LOUISVILLE, Ky. -- Texas coach Jerritt Elliott held up a blank piece of paper, asking everyone to imagine it as a court. He said he was offering up a little "Volleyball 101" lesson.
Suffice to say, his subsequent X's and O's explanation likely would qualify as a bit more advanced than most spectators' version of just "101." But the point he made was crystal clear: the No. 3 seed Longhorns constantly had to adjust throughout their match to escape unseeded Michigan.
Which Texas did, in thrilling fashion by winning 3-2 in the teams' national semifinal matchup Thursday at the KFC Yum! Center.
"I don't know what the difference was," Texas outside hitter Bailey Webster said. "But I know in the second and third sets, we weren't in our comfort zone."
Elliott then explained that, through some changes in serving strategy, the Longhorns were able to neutralize the Michigan middle blockers in the first, fourth and fifth sets, which Texas won. But it took some time for the Longhorns to figure out the most effective placement of the serves.
"They cover a lot of balls and make you earn it," Elliott said of the Wolverines, who were playing in their program's first final four. "We were able to serve them short or pin their middle sometimes and get them a little bit more predictable."
For most of this tournament, Michigan defied predictions. The Wolverines became just the second unseeded team to make the women's volleyball final four.
And Thursday, Michigan was also trying to reverse a statistical trend that it previously did in its regional-final victory against No. 2 seed Stanford last weekend. Coming into the final four, teams that won the first set in this NCAA tournament ended up winning their matches 77 percent of the time.
That wasn't the case, though, when the Wolverines lost their first set against Stanford, as Michigan came back for a 3-1 victory. Thursday, the Wolverines got down 1-0 again after getting blitzed 25-11. But it looked for a while as if they were going to once again rally for an upset.
Michigan won the second set, 25-21, taking advantage of some crucial errors from the Longhorns. Then the Wolverines maintained their momentum with a 25-23 victory in the third set.
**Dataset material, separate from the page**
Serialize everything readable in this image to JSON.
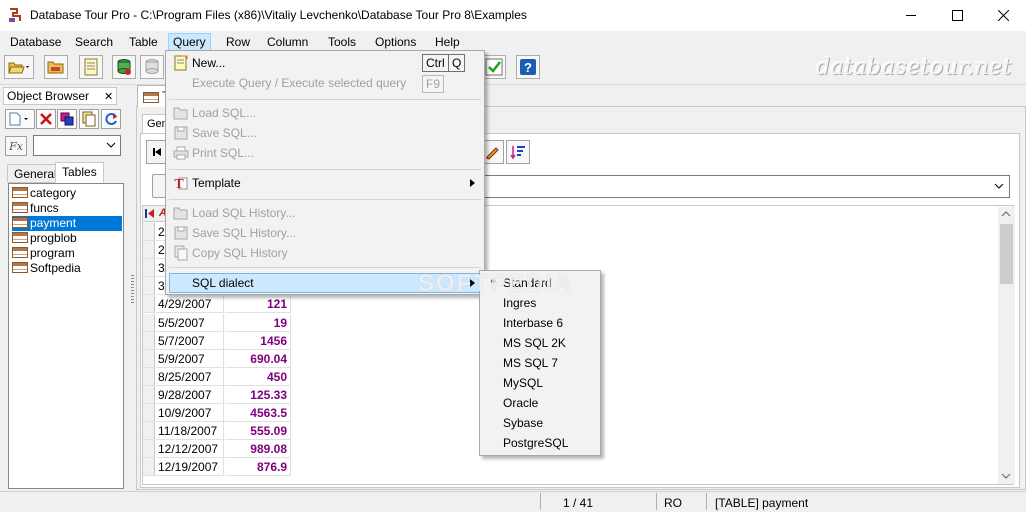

Fans of the Longhorns started to sweat. The Big 12 champions had lost just one match in league play: a five-setter at Iowa State in the regular-season finale. And Texas had surrendered just one set in its four NCAA tournament wins. Now, though, the Longhorns were a set away from elimination.
But just like that, the switch flipped back in Texas' favor again. An athletic team with multiple scoring threats, the Longhorns didn't have the nervous look of playing for their season's survival in the fourth set. Rather, they brought out their bulldozer persona again, winning 25-12 to push the match to the limit.
And here's the mental-background aspect of all this for Texas. The last time the Longhorns were in the final four, in 2010, they were dismissed so quickly their fans barely had time to settle in their seats. That national semifinal loss to eventual champ Penn State had a couple of caveats, though: Setter Hannah Allison had been dealing with an ankle injury during her freshman season, and Webster was sitting out the year with a knee injury.
You could legitimately say Texas overachieved that year just to make the final four; still, it stung the Longhorns to be beaten so soundly in the semis.
"That's a huge obstacle we had to overcome," Allison acknowledged. "That mentally beat us up. It was hard to regroup from that because of the way that that match went down.
"I think a lot of it is confidence, but that confidence comes from two or three years of building trust and believing we can get back to that spot."
That's the attitude that Texas -- which lost to eventual champ UCLA in the regional finals last year -- took into the deciding set Thursday. It helped that when it comes to weapons, the Longhorns have quite a spectacular variety of them. And they all came into play in the final set, which Texas won 15-11.
Everything from the airy athleticism of Webster, who at one point hung almost suspended as she sharply angled a kill over two would-be blockers, to the gritty defense of libero Sarah Palmer, who finished with a career-high 31 digs.
Webster led the Longhorns with 18 kills, and three teammates were also in double figures: Haley Eckerman with 16, Sha'Dare McNeal 13, and Khat Bell 11.
"I think it makes it difficult for teams to scout certain players and try to stop one," Allison said. "For me, I can be a little bit creative with who I set, what play-calls I make, because I have so many players who can put the ball away."
Now, Texas will get another chance at winning the program's second national championship. The Longhorns won the first before these current players were born in 1988. Texas has been in the NCAA final twice since: in 1995, when the Longhorns lost to Nebraska, and in 2009, when they lost to Penn State.
"When you're a coach at Texas, there's a lot of pressure and a lot of eyes are on you," Elliott said. "We've done such a good job as a program and a staff to get back here. If we're going to win, the players are going to have to do it. We've coached them enough.
"They're going to have to make plays and be mentally tough, like they were tonight."